How has the suckler herd performed over the past 5 years?
As the Irish Cattle Breeding Federation (ICBF) has been sending out ‘5 Year Trend Reports’ to participating suckler farmers in the Beef Data and Genomics Programme (BDGP) and HerdPlus over the past number of weeks, it’s time to take a look at how the national suckler herd performed.
The report gives a breakdown of the six key performance indicators (KPIs) from the national suckler herd.
It illustrates a herd’s individual performance and compares it to the national herd and the top 10% of herds for each KPI.
The KPIs that are highlighted include:
- Replacement Index (for cows);
- Replacement Index (for 1st calvers);
- Herd calving interval;
- Calves per cow per year;
- Heifers calved at 24 months;
- Six-week calving rate.
To provide some analysis into how the national herd is performing, Aidan Murray, Teagasc beef specialist, gives a a run through of the changes made during the past five years.
Progression made in breeding
When reviewing the KPIs, Aidan first highlighted improvements made within the national herd in the previous five years. He stated:
KPIs such as Replacement Index for cows and first-time calvers have shown a gradual improvement since 2016 – with the first-time calvers showing the biggest improvement, increasing from €72 to €87.
“The six-week calving rate also improved slightly, going from 51% to 53%.”
Although, there has been some fluctuations amongst other KPIs, such as calving interval, calves/cow/year and heifers calved at 22-26 months.
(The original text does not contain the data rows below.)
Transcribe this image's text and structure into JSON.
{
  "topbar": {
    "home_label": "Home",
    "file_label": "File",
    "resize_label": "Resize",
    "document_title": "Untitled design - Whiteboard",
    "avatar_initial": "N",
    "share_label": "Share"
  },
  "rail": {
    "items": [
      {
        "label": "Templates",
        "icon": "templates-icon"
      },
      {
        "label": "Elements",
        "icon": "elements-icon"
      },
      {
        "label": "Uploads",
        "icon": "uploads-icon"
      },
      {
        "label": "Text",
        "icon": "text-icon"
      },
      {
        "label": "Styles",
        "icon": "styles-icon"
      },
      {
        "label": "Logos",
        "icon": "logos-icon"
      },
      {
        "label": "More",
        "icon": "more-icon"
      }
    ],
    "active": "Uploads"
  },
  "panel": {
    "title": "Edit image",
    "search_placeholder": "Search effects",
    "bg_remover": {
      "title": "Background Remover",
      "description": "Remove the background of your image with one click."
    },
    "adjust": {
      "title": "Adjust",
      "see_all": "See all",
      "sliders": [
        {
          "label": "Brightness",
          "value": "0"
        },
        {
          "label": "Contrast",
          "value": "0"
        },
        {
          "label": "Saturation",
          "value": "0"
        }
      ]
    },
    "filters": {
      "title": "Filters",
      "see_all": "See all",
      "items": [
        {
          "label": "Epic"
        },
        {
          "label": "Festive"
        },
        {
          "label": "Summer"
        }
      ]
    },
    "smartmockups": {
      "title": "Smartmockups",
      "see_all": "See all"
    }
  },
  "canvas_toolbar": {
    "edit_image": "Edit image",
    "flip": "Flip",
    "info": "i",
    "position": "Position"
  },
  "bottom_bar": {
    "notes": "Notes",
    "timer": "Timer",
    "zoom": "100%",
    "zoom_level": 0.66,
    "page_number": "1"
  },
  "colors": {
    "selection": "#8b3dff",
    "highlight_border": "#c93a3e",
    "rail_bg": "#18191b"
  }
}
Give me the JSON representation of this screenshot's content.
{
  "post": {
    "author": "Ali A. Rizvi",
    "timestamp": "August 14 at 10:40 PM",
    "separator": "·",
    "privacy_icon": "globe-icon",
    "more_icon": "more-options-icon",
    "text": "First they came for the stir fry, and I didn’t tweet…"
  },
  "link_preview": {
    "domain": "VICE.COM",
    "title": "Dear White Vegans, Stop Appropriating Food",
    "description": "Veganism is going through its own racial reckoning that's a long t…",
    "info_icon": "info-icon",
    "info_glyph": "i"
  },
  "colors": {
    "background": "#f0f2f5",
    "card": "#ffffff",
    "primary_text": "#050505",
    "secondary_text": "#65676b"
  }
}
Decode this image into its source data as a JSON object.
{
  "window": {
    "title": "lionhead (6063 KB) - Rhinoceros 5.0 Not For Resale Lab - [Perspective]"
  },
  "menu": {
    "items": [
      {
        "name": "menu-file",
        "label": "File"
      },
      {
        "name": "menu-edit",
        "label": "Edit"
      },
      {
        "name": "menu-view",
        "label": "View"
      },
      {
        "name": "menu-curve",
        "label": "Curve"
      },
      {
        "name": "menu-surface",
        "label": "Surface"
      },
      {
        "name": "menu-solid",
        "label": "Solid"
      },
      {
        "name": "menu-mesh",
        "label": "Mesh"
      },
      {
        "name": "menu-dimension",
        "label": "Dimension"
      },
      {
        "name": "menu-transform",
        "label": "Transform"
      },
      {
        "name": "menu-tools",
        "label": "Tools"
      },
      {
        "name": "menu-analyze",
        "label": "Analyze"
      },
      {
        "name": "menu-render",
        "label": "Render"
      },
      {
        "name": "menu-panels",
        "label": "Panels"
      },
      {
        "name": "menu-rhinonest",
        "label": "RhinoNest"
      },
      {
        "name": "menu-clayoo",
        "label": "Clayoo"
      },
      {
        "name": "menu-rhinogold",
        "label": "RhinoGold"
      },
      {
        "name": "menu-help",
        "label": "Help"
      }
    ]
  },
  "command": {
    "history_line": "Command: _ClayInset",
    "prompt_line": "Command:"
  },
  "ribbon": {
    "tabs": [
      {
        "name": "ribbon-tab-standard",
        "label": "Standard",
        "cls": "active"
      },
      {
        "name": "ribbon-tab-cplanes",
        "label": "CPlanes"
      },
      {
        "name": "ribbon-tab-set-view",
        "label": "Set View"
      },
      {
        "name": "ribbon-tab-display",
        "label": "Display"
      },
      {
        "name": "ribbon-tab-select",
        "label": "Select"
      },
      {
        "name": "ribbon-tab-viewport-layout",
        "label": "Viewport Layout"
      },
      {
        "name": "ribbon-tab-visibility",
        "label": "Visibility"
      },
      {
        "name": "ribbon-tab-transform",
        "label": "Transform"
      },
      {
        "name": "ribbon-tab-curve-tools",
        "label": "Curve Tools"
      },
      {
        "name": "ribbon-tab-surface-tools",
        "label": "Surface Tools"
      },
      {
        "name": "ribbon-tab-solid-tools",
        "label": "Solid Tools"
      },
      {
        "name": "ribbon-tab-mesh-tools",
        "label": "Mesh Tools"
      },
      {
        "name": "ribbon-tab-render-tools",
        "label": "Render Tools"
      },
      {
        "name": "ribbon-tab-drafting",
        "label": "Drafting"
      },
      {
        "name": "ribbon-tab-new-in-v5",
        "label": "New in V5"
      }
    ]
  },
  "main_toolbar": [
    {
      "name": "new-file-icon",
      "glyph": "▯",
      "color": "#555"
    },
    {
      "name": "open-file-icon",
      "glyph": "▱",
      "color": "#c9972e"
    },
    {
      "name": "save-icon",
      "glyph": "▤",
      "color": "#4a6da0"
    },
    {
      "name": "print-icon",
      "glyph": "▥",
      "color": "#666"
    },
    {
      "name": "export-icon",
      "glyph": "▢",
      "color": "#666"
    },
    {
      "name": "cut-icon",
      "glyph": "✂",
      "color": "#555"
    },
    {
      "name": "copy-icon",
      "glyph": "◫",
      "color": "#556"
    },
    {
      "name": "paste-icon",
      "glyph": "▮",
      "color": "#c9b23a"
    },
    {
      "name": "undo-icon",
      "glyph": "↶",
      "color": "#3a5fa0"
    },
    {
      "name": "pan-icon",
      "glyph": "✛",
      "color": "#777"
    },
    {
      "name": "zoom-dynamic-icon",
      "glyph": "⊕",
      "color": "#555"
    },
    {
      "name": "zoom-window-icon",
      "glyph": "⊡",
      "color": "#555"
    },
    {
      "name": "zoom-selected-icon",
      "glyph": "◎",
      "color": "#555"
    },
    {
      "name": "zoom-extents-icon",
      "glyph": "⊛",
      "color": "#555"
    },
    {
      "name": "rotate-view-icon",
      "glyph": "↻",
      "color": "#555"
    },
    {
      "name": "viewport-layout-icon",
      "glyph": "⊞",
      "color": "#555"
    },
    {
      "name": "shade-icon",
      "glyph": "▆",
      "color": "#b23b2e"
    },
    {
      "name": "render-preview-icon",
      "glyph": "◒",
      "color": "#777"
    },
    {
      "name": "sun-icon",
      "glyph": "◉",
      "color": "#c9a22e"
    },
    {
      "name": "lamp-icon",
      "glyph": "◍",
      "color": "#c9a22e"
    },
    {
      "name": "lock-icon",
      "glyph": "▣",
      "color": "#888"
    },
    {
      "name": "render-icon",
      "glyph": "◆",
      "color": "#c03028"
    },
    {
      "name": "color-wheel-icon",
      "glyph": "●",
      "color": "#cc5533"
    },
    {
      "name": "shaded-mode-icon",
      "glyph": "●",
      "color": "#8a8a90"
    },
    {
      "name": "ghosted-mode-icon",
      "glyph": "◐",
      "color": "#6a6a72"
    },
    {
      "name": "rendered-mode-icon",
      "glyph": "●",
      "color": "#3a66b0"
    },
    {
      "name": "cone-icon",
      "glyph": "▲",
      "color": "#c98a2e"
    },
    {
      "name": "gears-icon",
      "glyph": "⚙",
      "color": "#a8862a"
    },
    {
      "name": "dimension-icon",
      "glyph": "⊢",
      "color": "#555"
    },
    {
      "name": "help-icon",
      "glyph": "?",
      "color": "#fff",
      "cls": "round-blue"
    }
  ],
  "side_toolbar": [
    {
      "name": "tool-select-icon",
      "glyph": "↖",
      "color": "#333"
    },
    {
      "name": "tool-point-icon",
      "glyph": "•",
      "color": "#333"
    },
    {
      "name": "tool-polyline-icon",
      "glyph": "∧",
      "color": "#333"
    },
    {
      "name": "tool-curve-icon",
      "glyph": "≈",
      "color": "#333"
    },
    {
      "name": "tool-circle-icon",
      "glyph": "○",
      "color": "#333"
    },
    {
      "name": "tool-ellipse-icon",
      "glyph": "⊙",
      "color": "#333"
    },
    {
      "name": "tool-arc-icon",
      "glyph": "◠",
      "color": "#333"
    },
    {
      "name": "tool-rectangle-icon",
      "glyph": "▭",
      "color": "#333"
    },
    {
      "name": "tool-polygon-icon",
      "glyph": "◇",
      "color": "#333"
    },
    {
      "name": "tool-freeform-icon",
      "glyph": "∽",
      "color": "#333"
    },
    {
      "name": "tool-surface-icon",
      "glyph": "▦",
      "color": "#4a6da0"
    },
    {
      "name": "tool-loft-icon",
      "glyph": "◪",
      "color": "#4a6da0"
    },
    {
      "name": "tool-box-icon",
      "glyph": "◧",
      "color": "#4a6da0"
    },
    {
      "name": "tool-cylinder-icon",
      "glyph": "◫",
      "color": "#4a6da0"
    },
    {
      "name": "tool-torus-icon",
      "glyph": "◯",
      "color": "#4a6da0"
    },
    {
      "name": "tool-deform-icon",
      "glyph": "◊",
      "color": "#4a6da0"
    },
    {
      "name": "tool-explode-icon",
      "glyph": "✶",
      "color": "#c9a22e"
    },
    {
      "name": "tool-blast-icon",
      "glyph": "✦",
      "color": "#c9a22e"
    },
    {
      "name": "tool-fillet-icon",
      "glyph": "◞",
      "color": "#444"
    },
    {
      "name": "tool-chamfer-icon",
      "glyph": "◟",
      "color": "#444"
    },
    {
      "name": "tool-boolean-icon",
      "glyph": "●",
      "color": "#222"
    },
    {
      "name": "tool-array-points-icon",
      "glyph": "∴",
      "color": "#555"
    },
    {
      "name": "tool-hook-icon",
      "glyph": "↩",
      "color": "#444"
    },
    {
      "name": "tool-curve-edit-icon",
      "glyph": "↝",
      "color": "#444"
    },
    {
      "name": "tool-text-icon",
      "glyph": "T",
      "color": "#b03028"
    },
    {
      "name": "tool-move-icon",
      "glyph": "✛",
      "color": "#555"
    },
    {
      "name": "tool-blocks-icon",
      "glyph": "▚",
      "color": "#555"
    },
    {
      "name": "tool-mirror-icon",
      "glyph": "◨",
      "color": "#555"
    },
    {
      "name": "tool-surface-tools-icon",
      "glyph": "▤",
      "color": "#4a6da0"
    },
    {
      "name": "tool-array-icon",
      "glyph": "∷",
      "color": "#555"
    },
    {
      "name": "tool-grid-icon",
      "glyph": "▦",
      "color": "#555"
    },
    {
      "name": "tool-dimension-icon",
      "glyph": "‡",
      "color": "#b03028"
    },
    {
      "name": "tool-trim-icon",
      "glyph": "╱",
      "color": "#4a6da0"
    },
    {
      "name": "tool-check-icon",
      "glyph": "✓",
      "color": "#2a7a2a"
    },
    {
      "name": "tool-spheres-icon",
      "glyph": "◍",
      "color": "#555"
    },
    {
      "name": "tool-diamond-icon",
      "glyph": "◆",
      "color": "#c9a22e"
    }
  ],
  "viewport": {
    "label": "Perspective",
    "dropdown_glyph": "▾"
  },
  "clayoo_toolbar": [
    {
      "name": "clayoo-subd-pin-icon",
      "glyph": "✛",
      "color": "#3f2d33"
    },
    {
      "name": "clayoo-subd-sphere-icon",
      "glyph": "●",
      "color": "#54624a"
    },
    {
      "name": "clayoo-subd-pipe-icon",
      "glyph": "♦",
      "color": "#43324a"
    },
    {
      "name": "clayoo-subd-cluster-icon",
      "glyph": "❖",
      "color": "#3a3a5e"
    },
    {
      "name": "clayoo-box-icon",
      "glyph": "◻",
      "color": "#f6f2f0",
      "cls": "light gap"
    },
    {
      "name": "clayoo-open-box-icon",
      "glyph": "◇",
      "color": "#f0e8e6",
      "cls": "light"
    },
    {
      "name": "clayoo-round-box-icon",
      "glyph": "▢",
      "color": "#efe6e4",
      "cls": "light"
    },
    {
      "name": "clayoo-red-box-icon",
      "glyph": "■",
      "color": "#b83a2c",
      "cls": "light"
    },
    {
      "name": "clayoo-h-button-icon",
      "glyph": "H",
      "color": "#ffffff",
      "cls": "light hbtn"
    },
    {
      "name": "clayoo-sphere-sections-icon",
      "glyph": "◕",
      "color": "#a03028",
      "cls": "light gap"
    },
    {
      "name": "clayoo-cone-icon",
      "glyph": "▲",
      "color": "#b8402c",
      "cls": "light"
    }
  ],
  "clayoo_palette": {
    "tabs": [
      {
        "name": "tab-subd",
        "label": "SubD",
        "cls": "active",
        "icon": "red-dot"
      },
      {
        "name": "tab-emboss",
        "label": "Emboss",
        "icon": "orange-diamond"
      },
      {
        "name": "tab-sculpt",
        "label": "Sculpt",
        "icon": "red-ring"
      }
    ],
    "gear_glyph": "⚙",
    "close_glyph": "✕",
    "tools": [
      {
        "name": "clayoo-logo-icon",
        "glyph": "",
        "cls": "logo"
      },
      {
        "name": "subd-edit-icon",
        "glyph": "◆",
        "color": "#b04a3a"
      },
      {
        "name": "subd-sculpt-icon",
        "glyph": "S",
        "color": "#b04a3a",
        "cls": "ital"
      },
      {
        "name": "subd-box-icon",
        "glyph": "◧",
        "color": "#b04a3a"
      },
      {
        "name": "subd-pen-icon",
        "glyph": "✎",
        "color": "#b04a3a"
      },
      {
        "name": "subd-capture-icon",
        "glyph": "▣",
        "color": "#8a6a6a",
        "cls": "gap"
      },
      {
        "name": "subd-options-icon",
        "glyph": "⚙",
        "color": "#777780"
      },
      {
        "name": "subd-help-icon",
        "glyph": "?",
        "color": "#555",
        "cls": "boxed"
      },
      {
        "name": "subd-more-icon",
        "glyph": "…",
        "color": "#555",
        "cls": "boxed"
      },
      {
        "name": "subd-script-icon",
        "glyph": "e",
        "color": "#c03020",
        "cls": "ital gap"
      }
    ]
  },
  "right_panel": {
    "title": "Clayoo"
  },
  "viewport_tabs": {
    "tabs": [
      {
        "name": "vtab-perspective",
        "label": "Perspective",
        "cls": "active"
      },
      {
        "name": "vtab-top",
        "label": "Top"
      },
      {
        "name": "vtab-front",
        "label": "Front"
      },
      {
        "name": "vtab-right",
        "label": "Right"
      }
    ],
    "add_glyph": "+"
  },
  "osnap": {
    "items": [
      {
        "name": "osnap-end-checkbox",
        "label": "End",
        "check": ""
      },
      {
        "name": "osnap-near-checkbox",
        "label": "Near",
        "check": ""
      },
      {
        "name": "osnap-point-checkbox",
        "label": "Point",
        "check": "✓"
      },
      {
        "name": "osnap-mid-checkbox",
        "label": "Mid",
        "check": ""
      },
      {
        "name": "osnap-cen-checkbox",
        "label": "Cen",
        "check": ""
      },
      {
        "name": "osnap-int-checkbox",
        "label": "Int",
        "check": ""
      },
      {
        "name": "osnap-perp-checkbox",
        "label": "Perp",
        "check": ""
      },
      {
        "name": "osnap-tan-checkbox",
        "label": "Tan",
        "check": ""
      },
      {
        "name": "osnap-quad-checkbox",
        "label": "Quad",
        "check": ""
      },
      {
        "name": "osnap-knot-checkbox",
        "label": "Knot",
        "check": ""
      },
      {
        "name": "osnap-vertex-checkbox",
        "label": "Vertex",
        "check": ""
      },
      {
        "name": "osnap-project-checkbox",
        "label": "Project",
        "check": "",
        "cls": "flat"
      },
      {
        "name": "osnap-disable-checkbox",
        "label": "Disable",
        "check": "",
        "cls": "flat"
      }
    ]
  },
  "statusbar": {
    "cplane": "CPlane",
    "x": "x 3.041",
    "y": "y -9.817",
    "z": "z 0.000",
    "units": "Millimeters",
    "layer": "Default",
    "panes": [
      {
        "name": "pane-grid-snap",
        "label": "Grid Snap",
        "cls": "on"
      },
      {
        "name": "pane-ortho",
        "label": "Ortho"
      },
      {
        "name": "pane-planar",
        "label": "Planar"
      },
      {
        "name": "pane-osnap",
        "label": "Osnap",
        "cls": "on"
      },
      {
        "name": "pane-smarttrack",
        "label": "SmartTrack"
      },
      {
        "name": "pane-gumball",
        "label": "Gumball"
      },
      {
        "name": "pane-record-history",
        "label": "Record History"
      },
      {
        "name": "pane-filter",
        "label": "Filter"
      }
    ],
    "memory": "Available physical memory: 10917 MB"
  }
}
He added:
“It is noticeable, for example, how calving interval was lowest in 2016 at 392 days; it peaked in 2019 at 402 days and dropped to 395 days in 2020.
“It is one of those KPIs that is likely to continue to bounce around at national average level as it is impacted on environmental factors, as the drought of 2018 impacted on the 2019 figure.”
Room for improvement
There is room for improvement when it comes to KPIs, such as the heifers calving down at 22-26 months and the six-week calving rate, according to Aidan.
He explained: “Farmers have concerns centred around heifers being too small at bulling, too difficult to calf, they won’t calve down again as second calvers or it will stunt them.
“Let us take a look at some of the arguments. Firstly, we are not asking people to take a step into the unknown. The blueprints are there in terms of target bulling weights, weight at first calving, etc.
“If you can have heifers at 60% of their mature weight at bulling, they are on target. So, a mature cow weight of 700kg will need heifers to be around 420kgs at bulling.
The notion that calving at 22-26 months will stunt their growth is simply not true.
“Time and time again at open days and farm walks we have demonstrated heifers that have calved at two-years-old, have matured into 700kg plus cows and are able to calve down again as second, third and fourth calvers.
“I do have to concede though that heifers are more troublesome at calving. However, that is true of all heifers, as ICBF figures have shown. It is not uncommon that over 50% of all heifers calving need some level of assistance at calving, irrespective of their age at first calving.
“But, we have a level of control here by having them sufficiently well-grown at calving, but more importantly we breed them to the correct bull. We need to use proven easy calving bulls with no greater heifer calving difficulty than 7.5%.”
Compacting the calving season
Reducing the spread of calvings in suckler herds is another area which Aidan believes further improvements can be made.
“Currently in spring calving herds only 53% of cows are calving in the first six weeks, with the top 10% of herds achieving over 90-95%.
It might seem a bit daunting to have a big number of cows calving in such a short space of time but, if you have reasonable facilities, it can be done. Bear in mind, our average herd size is only around 18 cows.
“If you are working part-time, it can often make more sense to do it this way as it will streamline your labour demands around calving and, subsequently, when it comes to dehorning and dosing stock. For every weanling producer, it will mean heavier calves at sale time.
“Every month earlier that the calf is on the ground before sale time gives you an extra 30-40kgs liveweight to go to the ring with,” he concluded.